4. Why haven’t recent changes to the European EIA Directive been factored in ? Major changes to EIA practice are already due to arise as a result of changes to the EIA Directive which came into force in May 2014 and which member states have three years to transpose. These include changes to screening which will enhance the approach taken by developers to pre-assess proposals to enable a screening decision to be made. Therefore, rather than making minor changes to screening procedures, would it not be better for DCLG to consider a more fundamental overhaul of the system, including early implementation of the new European requirements ?
5. Is scoping rather than screening the biggest factor affecting costs and programme ? Our experience is that scoping is a bigger issue for developers than screening. Even if EIA is screened out, a developer will frequently still need to carry out several standalone studies covering areas such as ecology and noise. The cost of these individual studies is usually not much less than an EIA covering the same areas. However, the inclusion of unnecessary topics in EIA due to inadequate scoping has a much larger effect on costs and programme. DCLG would therefore achieve better results by issuing improved guidance to LPAs and statutory consultees on scoping.
In conclusion, while there may be some logic to the DCLG’s current proposals on EIA screening, a more comprehensive approach would have been advised. This would have been more likely to produce significant benefits for developers, LPAs and statutory bodies, while continuing to protect the environment. DCLG is currently considering the responses that it has received to the consultation exercise and it will be interesting to see whether they decide to take these proposals forward.
This article has been written by Dr Steve Mustow and the opinions expressed are his own.
* Technical consultation on planning, DCLG, July 2014, available online
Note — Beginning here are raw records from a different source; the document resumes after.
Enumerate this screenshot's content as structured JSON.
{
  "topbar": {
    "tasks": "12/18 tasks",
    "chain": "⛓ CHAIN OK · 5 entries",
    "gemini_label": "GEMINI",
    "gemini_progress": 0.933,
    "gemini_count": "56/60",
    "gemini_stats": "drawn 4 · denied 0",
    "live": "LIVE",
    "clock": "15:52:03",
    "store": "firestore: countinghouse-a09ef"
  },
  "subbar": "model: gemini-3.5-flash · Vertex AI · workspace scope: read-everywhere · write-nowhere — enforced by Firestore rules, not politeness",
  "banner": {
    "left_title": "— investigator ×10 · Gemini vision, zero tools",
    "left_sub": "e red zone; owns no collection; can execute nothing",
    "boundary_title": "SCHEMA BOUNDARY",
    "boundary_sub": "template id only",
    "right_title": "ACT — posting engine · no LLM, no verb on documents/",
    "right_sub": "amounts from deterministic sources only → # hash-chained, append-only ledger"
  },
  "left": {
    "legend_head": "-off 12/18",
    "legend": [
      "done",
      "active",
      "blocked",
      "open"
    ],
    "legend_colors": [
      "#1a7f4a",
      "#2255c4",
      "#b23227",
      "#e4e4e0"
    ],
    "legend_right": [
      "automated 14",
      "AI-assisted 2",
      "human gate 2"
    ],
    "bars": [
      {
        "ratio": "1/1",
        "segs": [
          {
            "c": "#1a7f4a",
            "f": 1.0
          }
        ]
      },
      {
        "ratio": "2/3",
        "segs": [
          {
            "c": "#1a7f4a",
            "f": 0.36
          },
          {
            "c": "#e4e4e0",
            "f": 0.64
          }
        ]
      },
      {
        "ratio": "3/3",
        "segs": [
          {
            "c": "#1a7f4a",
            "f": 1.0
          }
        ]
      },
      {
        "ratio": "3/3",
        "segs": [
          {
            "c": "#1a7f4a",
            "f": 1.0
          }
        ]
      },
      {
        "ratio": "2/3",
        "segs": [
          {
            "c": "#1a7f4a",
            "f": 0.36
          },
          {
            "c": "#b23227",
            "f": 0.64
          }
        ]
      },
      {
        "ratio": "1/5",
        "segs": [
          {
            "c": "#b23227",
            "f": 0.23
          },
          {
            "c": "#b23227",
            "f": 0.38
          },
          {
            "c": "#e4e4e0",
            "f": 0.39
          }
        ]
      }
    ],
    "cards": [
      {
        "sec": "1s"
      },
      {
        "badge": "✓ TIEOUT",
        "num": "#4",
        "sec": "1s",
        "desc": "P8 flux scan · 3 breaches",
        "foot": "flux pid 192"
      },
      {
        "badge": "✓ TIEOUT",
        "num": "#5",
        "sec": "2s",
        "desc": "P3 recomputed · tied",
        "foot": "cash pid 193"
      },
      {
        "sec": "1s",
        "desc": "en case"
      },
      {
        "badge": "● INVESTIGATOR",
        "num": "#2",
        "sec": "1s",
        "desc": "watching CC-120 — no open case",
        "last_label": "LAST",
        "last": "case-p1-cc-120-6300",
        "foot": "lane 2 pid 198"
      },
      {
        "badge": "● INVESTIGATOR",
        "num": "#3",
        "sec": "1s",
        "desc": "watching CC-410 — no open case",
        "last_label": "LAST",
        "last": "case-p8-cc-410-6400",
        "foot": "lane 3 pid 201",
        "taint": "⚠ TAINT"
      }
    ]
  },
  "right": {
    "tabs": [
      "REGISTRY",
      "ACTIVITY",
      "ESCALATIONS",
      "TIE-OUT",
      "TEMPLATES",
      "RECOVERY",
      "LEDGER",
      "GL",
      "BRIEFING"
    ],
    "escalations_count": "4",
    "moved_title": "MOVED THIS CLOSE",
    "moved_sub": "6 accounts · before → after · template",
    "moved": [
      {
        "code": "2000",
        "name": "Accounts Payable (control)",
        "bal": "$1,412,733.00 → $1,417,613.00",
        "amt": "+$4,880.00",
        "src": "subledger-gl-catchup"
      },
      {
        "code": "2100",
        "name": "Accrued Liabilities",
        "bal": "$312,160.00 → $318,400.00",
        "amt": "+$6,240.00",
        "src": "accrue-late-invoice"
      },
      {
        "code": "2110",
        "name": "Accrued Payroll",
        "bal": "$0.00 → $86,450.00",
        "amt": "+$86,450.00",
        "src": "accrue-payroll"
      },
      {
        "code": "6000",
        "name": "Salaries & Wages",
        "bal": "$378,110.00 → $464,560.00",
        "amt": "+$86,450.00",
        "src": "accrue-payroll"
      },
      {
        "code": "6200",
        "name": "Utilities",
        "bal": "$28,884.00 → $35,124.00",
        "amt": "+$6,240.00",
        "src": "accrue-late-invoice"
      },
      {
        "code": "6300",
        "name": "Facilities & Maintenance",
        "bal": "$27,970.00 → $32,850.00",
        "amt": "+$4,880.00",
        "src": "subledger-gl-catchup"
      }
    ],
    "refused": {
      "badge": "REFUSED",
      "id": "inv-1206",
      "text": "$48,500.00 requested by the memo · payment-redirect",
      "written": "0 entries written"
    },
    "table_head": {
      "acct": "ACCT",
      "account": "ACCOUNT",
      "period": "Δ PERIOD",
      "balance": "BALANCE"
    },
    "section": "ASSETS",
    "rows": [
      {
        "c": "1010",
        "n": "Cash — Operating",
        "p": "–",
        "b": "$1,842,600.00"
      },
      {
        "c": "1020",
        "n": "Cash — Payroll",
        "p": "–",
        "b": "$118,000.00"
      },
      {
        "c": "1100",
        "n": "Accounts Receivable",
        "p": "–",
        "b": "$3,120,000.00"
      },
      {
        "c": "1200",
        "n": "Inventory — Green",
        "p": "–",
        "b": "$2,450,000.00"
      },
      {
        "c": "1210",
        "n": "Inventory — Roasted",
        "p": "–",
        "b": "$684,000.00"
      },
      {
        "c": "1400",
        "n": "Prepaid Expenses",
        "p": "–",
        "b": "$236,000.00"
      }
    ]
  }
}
** If developers wish to challenge screening decisions made by LPAs they can appeal these with the SoS.
*** As analysed by IEMA